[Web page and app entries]
※ ※ ※
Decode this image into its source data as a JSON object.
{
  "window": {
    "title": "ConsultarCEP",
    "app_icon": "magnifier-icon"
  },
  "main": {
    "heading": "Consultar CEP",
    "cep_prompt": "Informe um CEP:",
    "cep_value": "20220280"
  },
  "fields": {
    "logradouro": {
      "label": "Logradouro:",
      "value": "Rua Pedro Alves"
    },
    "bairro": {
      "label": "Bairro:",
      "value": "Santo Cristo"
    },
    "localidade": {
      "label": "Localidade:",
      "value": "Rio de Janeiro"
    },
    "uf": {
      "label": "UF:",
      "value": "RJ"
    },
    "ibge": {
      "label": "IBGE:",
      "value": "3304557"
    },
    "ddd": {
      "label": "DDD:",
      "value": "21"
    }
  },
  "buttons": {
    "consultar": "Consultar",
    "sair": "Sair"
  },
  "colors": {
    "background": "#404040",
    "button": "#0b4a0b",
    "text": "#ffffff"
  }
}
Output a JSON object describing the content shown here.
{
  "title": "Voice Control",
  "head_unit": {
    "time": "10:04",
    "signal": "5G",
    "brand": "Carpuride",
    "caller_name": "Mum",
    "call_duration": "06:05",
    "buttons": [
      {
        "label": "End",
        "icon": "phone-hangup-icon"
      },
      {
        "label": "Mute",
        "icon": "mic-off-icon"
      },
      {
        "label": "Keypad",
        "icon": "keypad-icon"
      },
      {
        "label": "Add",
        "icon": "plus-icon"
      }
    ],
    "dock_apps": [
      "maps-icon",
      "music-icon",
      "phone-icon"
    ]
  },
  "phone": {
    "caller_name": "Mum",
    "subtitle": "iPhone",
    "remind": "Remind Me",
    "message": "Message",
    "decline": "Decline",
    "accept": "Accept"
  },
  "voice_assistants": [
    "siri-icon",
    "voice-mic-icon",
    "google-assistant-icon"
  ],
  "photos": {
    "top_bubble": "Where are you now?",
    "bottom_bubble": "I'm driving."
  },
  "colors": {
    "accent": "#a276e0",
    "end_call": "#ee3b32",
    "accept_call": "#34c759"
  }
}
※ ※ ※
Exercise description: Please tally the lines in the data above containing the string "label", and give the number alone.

Written reply: 10